On Red Pills and Anarchists in the Boardroom #morelikepeople #commscamp13 #ukgc13

I’m going to ask you to contribute to a crowdfunding campaign, but this time it’s not one of mine.

Having spent some time at a couple of unconferences this week, both of which focused in on the experiences of professionals working in public service (Commscamp for Communications folk, LibCampLdn for library peeps) and preparing (mentally) for next weekend’s mammoth, all-encompassing, UKGovCamp, I’ve noticed a bit of a pattern emerging.

Sessions held at both events this week contained a theme that can be boiled down to: “How do we as professionals who’ve seen the light of digital revolution, survive and thrive in corporate bureaucracies that refuse to change?”

I think it’s allied to what Emer Coleman has written about this week in her valediction to government saying “When you take the red pill everything looks like The Matrix”

I often say that my own “red pill” moment was in the board room of the Audit Commission, with Euan in 2002 but I’d seen others before that who seemed to be able to fly, do things incredibly quickly or smash through walls at will without hurting themselves – there was something going on here, but I didn’t know what it was, did I, Mr Jones?

But what is it really?

Isn’t it “just” that hyperlinks subvert hierarchy? By which I mean, isn’t it that connection through the network is destroying the control and decision-making structures and putting tremendous pressure on organisations to stop pretending that they’re machines and start being more like people?

About a year ago Liam Barrington-Bush, (a regular at #tuttle who started out as Steve Lawson‘s mate whose employers might buy coffee one week, but quickly emerged as a red-pill man through and through) interviewed me about the early days and what I’d been trying to do.  He was going to go off to Mexico to write up a book on how social media and social movements can help your organisation to be more like people.

Well he went and he wrote it and he sent me the draft of his chapter that talks about me and #tuttle.

One of the things he wrote that had me cheering was this:

“When we don’t have specific aims, we are freer to be ourselves. When we are freer to be ourselves, we can let our minds wander. Tuttle – like so many naturally occurring conversations in our lives – demonstrates what can emerge when we make the effort to release ourselves from the responsibility of aims, goals, and targets.”

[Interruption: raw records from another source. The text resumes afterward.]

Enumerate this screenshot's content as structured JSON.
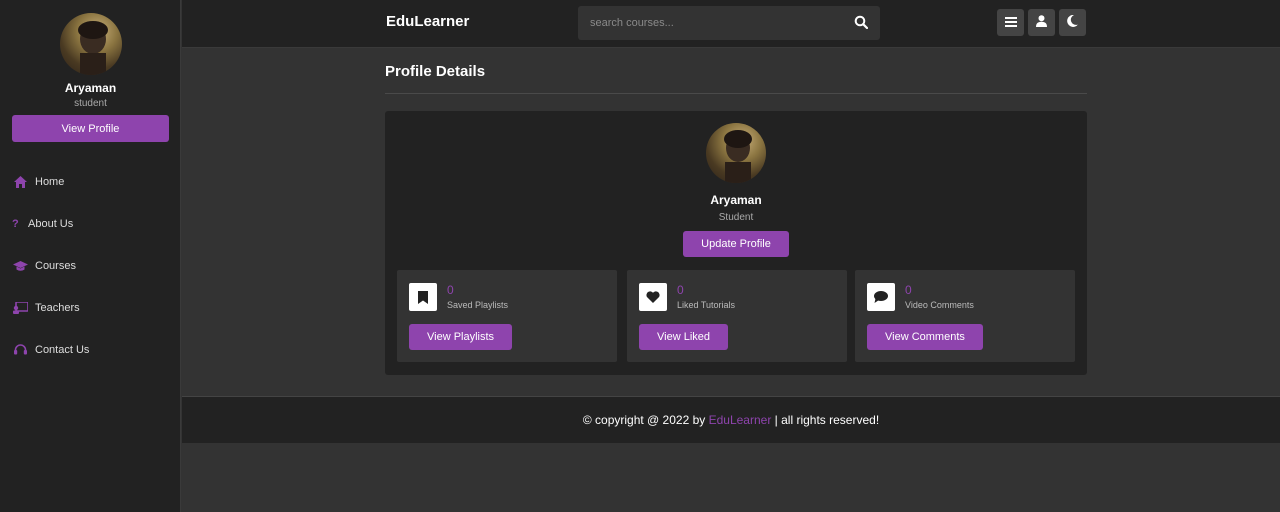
{
  "sidebar": {
    "user_name": "Aryaman",
    "user_role": "student",
    "view_profile_label": "View Profile",
    "items": [
      {
        "label": "Home",
        "icon": "home-icon"
      },
      {
        "label": "About Us",
        "icon": "question-icon"
      },
      {
        "label": "Courses",
        "icon": "graduation-cap-icon"
      },
      {
        "label": "Teachers",
        "icon": "chalkboard-teacher-icon"
      },
      {
        "label": "Contact Us",
        "icon": "headset-icon"
      }
    ]
  },
  "header": {
    "logo": "EduLearner",
    "search_placeholder": "search courses...",
    "icons": [
      "menu-icon",
      "user-icon",
      "moon-icon"
    ]
  },
  "main": {
    "title": "Profile Details",
    "profile": {
      "name": "Aryaman",
      "role": "Student",
      "update_label": "Update Profile"
    },
    "stats": [
      {
        "count": "0",
        "label": "Saved Playlists",
        "button": "View Playlists",
        "icon": "bookmark-icon"
      },
      {
        "count": "0",
        "label": "Liked Tutorials",
        "button": "View Liked",
        "icon": "heart-icon"
      },
      {
        "count": "0",
        "label": "Video Comments",
        "button": "View Comments",
        "icon": "comment-icon"
      }
    ]
  },
  "footer": {
    "prefix": "© copyright @ 2022 by ",
    "brand": "EduLearner",
    "suffix": " | all rights reserved!"
  },
  "colors": {
    "accent": "#8e44ad",
    "panel": "#222222",
    "background": "#333333"
  }
}
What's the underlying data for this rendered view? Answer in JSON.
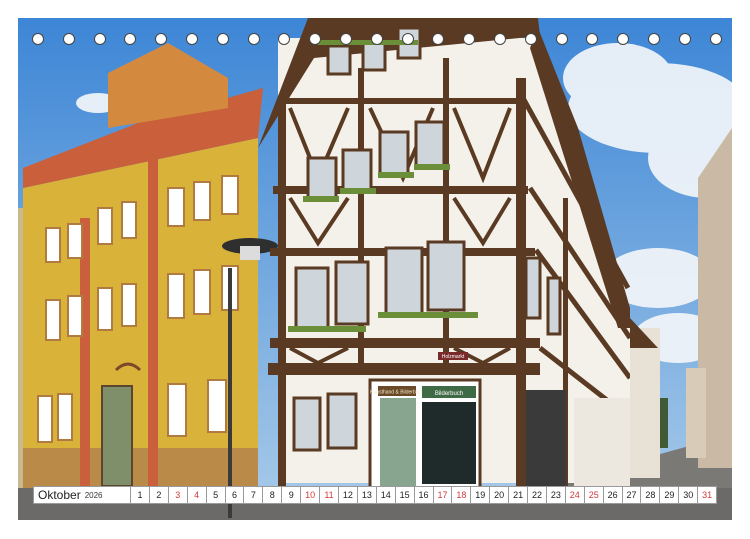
{
  "calendar": {
    "month": "Oktober",
    "year": "2026",
    "days": [
      {
        "n": "1",
        "red": false
      },
      {
        "n": "2",
        "red": false
      },
      {
        "n": "3",
        "red": true
      },
      {
        "n": "4",
        "red": true
      },
      {
        "n": "5",
        "red": false
      },
      {
        "n": "6",
        "red": false
      },
      {
        "n": "7",
        "red": false
      },
      {
        "n": "8",
        "red": false
      },
      {
        "n": "9",
        "red": false
      },
      {
        "n": "10",
        "red": true
      },
      {
        "n": "11",
        "red": true
      },
      {
        "n": "12",
        "red": false
      },
      {
        "n": "13",
        "red": false
      },
      {
        "n": "14",
        "red": false
      },
      {
        "n": "15",
        "red": false
      },
      {
        "n": "16",
        "red": false
      },
      {
        "n": "17",
        "red": true
      },
      {
        "n": "18",
        "red": true
      },
      {
        "n": "19",
        "red": false
      },
      {
        "n": "20",
        "red": false
      },
      {
        "n": "21",
        "red": false
      },
      {
        "n": "22",
        "red": false
      },
      {
        "n": "23",
        "red": false
      },
      {
        "n": "24",
        "red": true
      },
      {
        "n": "25",
        "red": true
      },
      {
        "n": "26",
        "red": false
      },
      {
        "n": "27",
        "red": false
      },
      {
        "n": "28",
        "red": false
      },
      {
        "n": "29",
        "red": false
      },
      {
        "n": "30",
        "red": false
      },
      {
        "n": "31",
        "red": true
      }
    ]
  },
  "photo": {
    "shop_signs": [
      "Kunsthand & Bilderbuch",
      "Bilderbuch"
    ],
    "street_sign": "Holzmarkt"
  },
  "binding": {
    "hole_count": 23
  },
  "colors": {
    "sky": "#6aa6e0",
    "timber": "#5a3a22",
    "plaster": "#f4f1ea",
    "yellow_house": "#d9b23a",
    "weekend": "#d23a3a"
  }
}
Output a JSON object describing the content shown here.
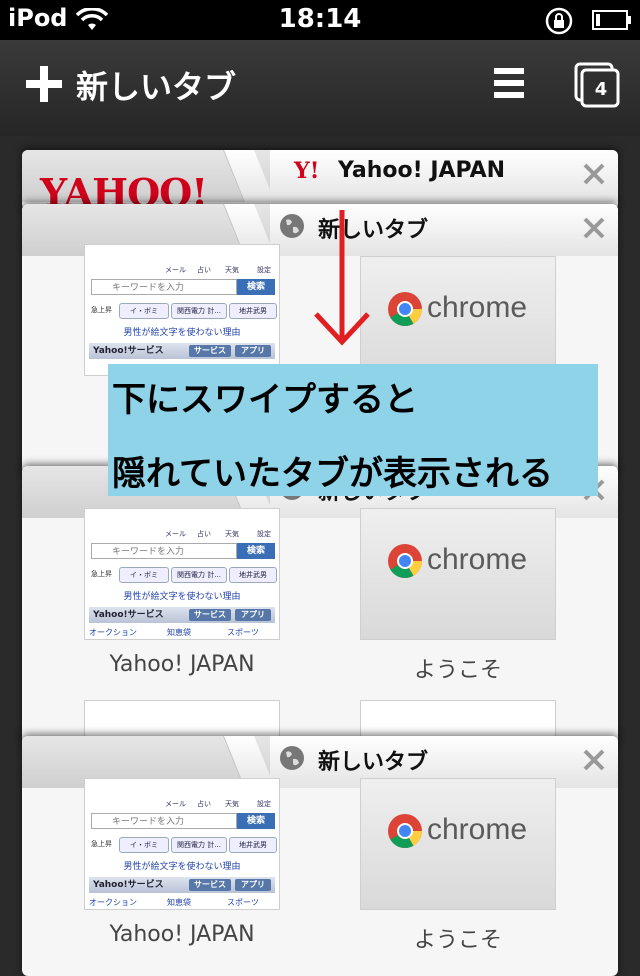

Now, the rest of the book is about other folk much more exciting and interesting than me.  Liam is fundraising to publish the book himself – I’m right behind his decision to do this and to keep as much control over the content as possible.  It’s really important that truly independent voices like Liam’s are heard without going through the filter of a publishing house, no matter how well-meaning.

So I encourage you to pop some cash in the pot.  You know that every little helps, but especially if you can contribute on behalf of an organisation, some of the higher-priced perks that involve conversation with Liam himself would be top-value.

When domain names expire

This has been annoying me for a little while, but just below the level of making me do something about it.

Sometime in 2010 I subscribed to e-mail notifications from the Transmedia Artists Guild blog – it looked interesting, it probably helped me to hook up with Transmedia-interested people at SXSWi 2011 while I was #plate11-ing.

I remember at some point seeing a notification that said something like “So long, and thanks for all the fish!”  So it was over, forget about it.

And then.

Then notifications started popping back up in my e-mail, but with titles like “Limiting sofa time adds years to your life”.  Hmmm…. it turns out transmediaguild.com has now home to a poorly-written blog about how fabulous exercise is with links out mostly to a certain startup gym company – I’m assuming that they’re doing this to generate some “natural” search engine optimisation, by um… writing about themselves on a domain name that has nothing to do with the parent company.   Which is why I’m deliberately not linking to any of this stuff.

Thankfully, I’m only aware of it because I left a feedburner e-mail subscription running, so I can turn it off.

But with a little searching, I can see though that at least serve2011.org, nationalnano.org, bluedogdemocrats.com and tellmeaboutyourselfanswer.com are being used in the same way by the same people…

Can someone who knows more about SEO shenanigans explain what’s going on?

UPDATE: A little bird suggests that googling “Dropped domains SEO” might be useful.  Yes it is, it points me to this – it’s a thing, a ridiculous (to me) thing, but using expired domains for SEO is a well-known thing.  Still don’t know whether this is a well-executed example or not.

You go yoga, I no go

On emerging from our meditation this morning…

She: “I think you should come with me to yoga now”

I: “For the sake of the group’s serenity, I don’t think I should attend until I am able to bend more than 30 degrees at the waist without shrieking “I’m going to die! I’m going to die”

She: “Perhaps the natural inhibition of being in a room with 30 others (mostly fit young women) would  prevent you from shrieking.”

I: “That’s not ‘natural inhibition’, that’s FASCISM!”